Nothing belongs in the answer except the lines of the material that include "value".
******************************
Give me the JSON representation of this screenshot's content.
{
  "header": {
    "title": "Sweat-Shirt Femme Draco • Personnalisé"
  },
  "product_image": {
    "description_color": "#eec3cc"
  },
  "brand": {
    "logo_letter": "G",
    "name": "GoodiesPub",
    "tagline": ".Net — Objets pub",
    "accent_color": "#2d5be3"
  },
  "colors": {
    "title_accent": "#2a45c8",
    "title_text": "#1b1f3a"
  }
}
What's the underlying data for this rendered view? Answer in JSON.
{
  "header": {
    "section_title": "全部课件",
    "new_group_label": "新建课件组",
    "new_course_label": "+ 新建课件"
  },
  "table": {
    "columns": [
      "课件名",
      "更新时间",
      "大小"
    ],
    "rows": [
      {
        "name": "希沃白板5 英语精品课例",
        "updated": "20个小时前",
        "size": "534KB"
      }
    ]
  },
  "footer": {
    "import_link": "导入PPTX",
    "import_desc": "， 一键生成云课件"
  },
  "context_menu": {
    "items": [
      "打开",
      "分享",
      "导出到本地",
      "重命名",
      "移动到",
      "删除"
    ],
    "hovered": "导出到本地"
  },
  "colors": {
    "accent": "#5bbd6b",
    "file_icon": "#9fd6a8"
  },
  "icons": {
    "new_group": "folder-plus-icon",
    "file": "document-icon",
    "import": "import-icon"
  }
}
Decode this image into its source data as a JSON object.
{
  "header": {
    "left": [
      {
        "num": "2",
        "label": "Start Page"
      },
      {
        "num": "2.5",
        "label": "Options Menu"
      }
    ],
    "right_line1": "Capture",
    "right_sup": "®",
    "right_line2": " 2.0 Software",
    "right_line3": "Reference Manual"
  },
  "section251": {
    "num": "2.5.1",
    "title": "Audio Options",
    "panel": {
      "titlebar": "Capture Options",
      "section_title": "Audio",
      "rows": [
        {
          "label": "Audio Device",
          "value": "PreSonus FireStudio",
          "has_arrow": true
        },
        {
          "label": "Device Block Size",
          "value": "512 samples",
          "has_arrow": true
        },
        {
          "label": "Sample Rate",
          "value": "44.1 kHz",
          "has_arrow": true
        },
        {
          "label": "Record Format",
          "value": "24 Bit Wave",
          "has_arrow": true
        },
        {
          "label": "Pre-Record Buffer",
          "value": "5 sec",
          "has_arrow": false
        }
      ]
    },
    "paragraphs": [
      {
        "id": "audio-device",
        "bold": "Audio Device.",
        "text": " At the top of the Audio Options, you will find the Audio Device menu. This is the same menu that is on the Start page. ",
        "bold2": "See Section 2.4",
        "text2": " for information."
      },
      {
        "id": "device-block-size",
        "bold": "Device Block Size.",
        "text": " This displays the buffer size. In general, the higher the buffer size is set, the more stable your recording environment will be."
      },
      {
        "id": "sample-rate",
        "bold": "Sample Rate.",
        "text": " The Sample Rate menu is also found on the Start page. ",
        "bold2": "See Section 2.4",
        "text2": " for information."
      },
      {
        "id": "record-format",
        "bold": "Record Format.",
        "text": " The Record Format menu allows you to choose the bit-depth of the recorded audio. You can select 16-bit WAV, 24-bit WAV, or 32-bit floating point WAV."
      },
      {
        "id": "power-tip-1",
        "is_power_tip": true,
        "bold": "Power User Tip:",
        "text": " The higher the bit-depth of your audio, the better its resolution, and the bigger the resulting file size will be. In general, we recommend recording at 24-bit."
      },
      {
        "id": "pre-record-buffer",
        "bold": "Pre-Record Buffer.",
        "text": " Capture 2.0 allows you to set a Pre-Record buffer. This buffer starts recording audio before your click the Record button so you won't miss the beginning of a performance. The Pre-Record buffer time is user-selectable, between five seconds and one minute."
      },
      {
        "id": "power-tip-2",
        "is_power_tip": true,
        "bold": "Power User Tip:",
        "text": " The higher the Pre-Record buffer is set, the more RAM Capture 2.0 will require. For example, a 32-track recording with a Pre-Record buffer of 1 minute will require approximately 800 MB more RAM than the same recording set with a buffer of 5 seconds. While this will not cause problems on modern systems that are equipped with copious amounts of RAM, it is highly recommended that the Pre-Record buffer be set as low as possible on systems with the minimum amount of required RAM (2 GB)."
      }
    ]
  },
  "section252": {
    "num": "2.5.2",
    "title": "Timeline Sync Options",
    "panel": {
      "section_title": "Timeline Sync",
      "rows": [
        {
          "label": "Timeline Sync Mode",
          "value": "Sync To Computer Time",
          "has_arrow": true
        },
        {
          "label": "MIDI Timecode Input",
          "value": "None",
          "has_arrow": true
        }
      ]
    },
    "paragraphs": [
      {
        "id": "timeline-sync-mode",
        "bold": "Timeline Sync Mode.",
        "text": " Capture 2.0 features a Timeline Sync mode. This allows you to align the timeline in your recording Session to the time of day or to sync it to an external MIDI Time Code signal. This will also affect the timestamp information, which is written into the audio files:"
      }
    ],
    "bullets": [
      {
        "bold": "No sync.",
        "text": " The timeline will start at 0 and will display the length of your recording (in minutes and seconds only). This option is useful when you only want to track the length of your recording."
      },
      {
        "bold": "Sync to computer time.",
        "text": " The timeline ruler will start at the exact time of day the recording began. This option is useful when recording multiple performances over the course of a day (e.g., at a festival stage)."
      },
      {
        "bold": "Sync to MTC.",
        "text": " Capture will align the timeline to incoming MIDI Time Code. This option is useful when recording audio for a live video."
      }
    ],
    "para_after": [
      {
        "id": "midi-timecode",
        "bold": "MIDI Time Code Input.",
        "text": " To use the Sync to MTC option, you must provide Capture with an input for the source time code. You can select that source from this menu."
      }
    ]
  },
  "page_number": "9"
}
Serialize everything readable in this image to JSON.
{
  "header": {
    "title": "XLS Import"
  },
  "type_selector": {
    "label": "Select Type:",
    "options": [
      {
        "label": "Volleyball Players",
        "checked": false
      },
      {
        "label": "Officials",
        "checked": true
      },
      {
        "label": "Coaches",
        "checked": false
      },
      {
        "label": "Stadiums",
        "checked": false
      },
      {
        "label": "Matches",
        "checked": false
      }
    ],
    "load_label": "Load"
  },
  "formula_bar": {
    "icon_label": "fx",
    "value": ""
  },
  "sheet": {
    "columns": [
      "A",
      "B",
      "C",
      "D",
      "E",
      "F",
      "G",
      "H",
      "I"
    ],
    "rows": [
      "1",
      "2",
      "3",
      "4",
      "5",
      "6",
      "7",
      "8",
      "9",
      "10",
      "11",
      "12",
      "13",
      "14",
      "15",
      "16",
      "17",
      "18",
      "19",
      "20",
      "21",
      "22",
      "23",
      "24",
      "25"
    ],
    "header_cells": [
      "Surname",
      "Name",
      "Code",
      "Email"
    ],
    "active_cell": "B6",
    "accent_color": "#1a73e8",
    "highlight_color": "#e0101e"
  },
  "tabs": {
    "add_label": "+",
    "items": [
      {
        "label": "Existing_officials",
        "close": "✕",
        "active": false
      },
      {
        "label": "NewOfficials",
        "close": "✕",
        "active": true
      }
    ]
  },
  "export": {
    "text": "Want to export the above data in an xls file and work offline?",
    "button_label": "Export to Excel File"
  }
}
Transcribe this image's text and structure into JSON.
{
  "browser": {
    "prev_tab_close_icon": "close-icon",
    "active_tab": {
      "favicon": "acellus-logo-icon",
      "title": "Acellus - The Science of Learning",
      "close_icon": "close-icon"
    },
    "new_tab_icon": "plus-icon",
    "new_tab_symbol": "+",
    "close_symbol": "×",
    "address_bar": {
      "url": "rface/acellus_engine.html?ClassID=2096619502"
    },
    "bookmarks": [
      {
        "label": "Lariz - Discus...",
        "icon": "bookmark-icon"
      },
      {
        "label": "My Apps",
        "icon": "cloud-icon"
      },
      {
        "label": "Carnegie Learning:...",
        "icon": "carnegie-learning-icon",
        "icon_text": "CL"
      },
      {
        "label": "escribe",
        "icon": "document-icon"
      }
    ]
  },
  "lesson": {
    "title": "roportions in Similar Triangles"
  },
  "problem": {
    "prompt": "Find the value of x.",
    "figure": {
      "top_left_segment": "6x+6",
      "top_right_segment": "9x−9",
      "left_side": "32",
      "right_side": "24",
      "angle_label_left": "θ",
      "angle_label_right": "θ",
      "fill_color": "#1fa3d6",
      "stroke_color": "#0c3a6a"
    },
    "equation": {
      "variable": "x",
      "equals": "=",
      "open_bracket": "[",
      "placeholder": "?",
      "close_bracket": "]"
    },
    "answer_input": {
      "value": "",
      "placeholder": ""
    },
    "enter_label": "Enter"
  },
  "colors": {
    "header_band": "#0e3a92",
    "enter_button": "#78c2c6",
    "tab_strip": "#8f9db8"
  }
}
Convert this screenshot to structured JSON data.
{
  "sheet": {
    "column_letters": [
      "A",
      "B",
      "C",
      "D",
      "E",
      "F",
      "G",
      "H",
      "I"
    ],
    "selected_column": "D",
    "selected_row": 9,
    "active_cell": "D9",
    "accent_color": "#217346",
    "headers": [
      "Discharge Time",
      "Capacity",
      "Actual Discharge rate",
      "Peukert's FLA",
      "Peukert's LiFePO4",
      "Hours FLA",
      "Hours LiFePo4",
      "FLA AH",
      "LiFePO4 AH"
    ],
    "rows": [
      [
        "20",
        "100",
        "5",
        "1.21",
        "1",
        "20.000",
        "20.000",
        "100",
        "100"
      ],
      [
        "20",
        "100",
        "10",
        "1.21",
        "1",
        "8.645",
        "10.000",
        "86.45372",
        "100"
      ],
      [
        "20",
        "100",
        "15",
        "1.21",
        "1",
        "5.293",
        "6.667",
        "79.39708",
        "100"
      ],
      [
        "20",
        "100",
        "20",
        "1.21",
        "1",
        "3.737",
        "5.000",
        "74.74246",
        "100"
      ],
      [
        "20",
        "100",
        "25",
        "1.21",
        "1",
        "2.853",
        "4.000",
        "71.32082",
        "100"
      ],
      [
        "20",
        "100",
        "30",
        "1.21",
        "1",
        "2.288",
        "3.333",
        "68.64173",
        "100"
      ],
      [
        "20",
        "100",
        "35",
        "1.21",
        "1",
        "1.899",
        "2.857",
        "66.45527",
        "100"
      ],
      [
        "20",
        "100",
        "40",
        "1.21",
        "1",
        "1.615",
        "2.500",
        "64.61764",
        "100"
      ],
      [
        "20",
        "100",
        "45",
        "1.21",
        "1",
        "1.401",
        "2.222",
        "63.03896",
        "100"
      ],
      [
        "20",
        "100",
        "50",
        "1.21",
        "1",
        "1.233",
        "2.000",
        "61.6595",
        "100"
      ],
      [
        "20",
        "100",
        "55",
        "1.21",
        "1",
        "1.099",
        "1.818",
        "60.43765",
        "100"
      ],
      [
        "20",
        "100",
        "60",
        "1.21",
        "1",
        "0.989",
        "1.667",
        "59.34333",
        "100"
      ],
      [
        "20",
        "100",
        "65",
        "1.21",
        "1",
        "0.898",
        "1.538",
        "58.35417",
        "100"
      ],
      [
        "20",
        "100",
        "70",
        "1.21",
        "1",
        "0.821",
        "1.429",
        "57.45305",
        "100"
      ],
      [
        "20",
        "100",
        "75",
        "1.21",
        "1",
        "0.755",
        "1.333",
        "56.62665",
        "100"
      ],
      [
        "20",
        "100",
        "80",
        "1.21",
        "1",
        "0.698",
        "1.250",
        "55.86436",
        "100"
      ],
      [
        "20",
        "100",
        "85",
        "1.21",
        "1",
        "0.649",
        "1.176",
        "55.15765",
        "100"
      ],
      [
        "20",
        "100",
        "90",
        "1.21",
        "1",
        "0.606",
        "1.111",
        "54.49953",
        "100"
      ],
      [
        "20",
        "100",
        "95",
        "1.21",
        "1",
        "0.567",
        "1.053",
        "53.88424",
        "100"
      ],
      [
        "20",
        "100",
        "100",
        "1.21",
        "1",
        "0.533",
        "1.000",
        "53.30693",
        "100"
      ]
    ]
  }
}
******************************
### [RESPONSE TO THE EXERCISE]
          "value": "PreSonus FireStudio",
          "value": "512 samples",
          "value": "44.1 kHz",
          "value": "24 Bit Wave",
          "value": "5 sec",
          "value": "Sync To Computer Time",
          "value": "None",
    "value": ""
    "prompt": "Find the value of x.",
      "value": "",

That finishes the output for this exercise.